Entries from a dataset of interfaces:
........
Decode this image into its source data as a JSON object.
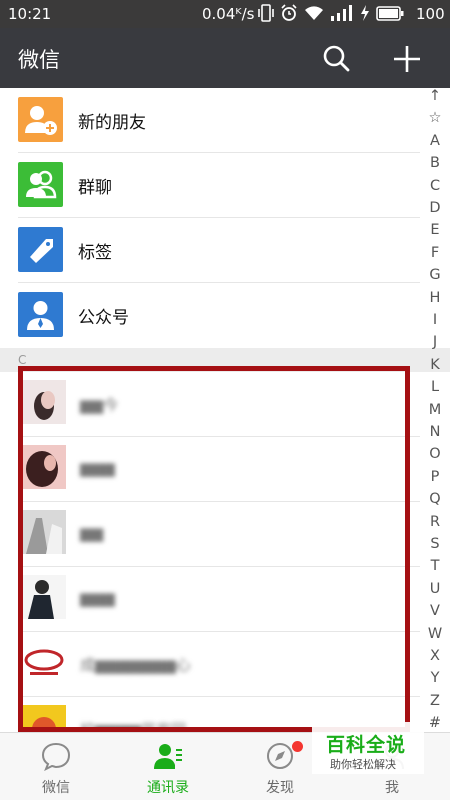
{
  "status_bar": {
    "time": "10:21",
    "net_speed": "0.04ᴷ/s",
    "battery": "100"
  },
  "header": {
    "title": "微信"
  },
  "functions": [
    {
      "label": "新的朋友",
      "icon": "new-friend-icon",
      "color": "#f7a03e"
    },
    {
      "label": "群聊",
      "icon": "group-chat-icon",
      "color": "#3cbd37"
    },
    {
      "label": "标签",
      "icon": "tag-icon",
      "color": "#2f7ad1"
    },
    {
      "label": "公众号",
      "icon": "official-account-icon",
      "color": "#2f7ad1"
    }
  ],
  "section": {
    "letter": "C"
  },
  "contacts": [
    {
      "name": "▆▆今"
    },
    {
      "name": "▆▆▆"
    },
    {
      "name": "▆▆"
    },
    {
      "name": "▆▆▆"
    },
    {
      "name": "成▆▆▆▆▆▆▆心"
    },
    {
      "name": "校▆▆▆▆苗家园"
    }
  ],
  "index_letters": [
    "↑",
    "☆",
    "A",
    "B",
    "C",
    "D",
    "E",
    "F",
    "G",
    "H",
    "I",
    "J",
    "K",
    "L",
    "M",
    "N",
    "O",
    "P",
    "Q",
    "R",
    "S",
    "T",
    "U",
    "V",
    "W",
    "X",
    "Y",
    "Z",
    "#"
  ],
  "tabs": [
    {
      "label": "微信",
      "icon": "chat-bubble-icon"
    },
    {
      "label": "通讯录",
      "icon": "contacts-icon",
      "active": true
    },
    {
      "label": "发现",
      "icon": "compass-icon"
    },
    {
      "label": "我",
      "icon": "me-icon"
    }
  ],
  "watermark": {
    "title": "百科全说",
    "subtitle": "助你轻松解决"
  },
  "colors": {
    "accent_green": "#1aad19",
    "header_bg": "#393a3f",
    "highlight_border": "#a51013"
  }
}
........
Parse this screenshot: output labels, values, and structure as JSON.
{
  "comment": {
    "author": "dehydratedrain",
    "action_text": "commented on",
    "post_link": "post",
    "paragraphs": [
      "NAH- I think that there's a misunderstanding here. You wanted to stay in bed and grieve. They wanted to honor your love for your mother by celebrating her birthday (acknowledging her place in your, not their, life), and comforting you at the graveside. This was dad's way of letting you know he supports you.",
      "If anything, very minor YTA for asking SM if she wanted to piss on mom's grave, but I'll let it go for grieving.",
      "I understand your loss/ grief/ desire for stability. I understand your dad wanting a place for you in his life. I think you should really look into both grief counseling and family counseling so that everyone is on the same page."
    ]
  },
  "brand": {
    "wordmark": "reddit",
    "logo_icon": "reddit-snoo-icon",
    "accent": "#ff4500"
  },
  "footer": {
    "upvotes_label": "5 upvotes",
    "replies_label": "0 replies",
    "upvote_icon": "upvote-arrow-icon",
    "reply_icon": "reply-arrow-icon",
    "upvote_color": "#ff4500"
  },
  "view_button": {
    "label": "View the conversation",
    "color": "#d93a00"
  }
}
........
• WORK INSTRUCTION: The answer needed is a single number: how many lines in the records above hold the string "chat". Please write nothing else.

• ANSWER SECTION: 2